My trick to make this work again was to open the installation folder for CU9, and apply the retaildatabaseutility.msp

This upgraded the CreateDatabase.dll to include upgrade to version 6.3.105

When I then re-run the Retail Channel Configuration Utility on the channel database and on the offline database

After successfully upgraded the channel database, when trying to startup the POS, I get the following error; Could not load type ‘Microsoft.Dynamics.Retail.Notification.Contracts.SignatureCaptureConfirmation’ from assembly ‘Microsoft.Dynamics.Retail.Notification.Contracts, Version=, Culture=neutral..

And the POS screen shows no login, just the following “corrupted” screen.

I raisted a service request to Microsoft, and I got my answer today. It is related to All .NET applications will check first if the required assembly is available in the Global Assembly Cache (GAC) before searchin in the AppBase folder.

If we look at the C:\Windows\Microsoft.Net\assembly\GAC_MSIL we see the following

The date is older than the CU9. Microsoft explained me that this issue occures, because we have a “one-box” installation, and As we didn’t redeploy the Online Store after upgrading to CU9, the old assemblies were still in the GAC, causing the error. This would not come up in a real situation where all components are installed in separated server, but with this being an all in one environment we had this side effect.

The solution is therefore to uninstall the assembly from the GAC.

1. Check that GACUTIL is located at C:\Program Files (x86)\Microsoft SDKs\Windows\v8.1A\bin\NETFX 4.5.1 Tools in the VM-image

2. Run the command “gacutil /u Microsoft.dynamics.retail.notifocation.contracts”

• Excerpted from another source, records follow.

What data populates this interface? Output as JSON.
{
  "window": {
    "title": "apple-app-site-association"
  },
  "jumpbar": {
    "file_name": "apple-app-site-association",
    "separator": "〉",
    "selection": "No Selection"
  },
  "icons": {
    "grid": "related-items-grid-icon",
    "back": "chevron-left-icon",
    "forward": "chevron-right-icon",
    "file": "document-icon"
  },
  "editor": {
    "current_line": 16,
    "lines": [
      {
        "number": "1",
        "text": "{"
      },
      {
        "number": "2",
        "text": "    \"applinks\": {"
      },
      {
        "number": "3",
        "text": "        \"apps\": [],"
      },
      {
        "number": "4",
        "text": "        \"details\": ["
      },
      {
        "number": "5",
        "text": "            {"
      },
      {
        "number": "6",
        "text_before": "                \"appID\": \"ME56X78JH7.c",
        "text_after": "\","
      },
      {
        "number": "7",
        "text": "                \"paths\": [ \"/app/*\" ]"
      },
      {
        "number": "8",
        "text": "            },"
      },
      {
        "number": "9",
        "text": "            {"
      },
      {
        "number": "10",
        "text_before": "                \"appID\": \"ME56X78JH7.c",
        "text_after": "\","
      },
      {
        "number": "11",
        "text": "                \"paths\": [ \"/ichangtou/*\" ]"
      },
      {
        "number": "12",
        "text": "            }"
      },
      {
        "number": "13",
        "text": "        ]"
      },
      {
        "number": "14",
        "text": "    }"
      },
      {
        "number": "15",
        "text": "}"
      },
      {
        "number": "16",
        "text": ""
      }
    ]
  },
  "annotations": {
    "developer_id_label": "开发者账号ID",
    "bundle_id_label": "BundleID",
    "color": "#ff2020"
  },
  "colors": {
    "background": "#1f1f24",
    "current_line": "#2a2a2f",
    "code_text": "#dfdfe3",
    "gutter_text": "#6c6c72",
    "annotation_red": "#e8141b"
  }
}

You may need to do this for all Microsoft.dynamics.retail.* in the GAC_MIL folder

Then you can start the ePOS as expected J

Thank you Microsoft J